A number of experimental studies have demonstrated the incidental acquisition of a foreign language by children and adolescents when watching foreign language television. While such experiments can only establish short-term effects, this article investigates the extent to which children’s foreign language skills benefit from their long-term consumption of media. An empirical study conducted in the Flemish (Dutch-speaking) area of Belgium compared the self-reported use of three English language media by 374 pupils in the last year of primary education with their scores on two oral translation tests: one from Dutch to English and one vice versa. Two general linear model analyses of variance reveal that pupils who frequently watch subtitled English television programs and movies perform significantly better on both tests. Interestingly, the effect of watching subtitled television and movies is stronger with girls than with boys. Furthermore, playing English computer games positively influences the scores on the English–Dutch test.

English, subtitled television, computer games, incidental language acquisition, music
dx.doi.org/10.1080/17439880903561876, hdl.handle.net/1765/22871
ERMeCC - Erasmus Research Centre for Media, Communication and Culture
Learning, Media & Technology (Print)
Department of Media and Communication

Kuppens, A.H. (2009). Incidental foreign language acquisition from media exposure.
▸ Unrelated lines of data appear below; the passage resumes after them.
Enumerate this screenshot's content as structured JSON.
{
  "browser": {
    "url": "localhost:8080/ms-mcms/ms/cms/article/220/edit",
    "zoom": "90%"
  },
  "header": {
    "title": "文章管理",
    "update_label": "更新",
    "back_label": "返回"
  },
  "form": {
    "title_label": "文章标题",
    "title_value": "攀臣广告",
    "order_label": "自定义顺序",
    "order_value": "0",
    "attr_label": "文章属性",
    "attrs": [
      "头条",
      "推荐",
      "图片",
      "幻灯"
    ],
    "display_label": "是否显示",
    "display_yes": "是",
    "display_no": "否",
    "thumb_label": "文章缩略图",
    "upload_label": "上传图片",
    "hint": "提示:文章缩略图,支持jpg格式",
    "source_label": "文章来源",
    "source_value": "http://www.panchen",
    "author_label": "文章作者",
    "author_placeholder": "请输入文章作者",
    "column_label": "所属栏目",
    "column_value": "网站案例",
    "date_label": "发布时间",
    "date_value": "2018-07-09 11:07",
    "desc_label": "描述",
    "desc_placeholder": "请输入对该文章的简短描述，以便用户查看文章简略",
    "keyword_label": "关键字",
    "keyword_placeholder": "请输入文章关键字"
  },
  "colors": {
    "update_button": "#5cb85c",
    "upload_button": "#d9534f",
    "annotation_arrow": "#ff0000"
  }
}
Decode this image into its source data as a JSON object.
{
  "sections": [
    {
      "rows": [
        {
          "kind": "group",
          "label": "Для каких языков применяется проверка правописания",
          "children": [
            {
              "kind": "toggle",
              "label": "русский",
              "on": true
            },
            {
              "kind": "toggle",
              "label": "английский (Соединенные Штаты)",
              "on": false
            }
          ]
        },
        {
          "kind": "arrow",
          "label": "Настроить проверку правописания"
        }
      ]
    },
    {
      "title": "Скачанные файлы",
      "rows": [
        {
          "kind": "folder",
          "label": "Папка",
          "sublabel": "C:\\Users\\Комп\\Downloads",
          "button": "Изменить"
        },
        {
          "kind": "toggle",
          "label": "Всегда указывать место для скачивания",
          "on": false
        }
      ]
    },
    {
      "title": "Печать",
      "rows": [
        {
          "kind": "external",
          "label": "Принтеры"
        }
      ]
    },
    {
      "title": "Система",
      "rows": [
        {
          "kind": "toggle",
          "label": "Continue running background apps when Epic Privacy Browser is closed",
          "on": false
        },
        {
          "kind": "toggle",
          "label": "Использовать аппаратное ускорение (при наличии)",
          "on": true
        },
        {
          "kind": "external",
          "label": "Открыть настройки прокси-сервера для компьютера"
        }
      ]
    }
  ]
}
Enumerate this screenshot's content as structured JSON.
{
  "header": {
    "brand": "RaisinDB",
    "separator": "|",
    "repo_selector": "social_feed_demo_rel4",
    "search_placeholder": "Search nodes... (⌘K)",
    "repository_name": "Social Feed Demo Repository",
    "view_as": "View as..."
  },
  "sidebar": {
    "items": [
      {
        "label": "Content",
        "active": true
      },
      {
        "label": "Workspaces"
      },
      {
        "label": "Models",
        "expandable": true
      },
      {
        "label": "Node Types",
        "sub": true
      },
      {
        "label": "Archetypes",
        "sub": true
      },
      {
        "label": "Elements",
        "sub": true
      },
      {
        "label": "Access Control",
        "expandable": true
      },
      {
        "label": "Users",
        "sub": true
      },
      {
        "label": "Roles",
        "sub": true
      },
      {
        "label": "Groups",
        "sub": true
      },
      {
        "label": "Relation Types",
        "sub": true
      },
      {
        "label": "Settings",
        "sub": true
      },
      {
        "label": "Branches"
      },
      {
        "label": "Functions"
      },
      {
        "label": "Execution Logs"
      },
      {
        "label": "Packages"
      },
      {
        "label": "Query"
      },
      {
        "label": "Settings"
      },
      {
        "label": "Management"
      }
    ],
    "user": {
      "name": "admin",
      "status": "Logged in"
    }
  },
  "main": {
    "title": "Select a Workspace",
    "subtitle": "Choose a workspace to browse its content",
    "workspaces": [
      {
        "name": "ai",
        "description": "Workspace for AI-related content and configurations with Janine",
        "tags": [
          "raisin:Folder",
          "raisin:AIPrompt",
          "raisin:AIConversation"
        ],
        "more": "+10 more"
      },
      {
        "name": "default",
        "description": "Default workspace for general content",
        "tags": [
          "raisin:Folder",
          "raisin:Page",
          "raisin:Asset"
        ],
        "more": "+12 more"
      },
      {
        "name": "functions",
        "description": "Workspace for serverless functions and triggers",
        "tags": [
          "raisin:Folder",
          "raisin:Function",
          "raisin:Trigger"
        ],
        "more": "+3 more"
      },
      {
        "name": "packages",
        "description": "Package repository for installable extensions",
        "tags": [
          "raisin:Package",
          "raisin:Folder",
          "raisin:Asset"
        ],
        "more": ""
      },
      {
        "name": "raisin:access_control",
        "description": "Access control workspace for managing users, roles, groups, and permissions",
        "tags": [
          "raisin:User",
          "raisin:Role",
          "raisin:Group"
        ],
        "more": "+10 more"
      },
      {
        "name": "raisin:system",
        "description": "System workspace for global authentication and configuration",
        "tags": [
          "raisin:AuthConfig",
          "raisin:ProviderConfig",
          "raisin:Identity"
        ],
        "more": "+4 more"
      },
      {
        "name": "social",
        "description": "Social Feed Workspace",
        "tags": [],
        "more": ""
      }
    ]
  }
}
Learning, Media & Technology (Print), 35(1), 65–85. doi:10.1080/17439880903561876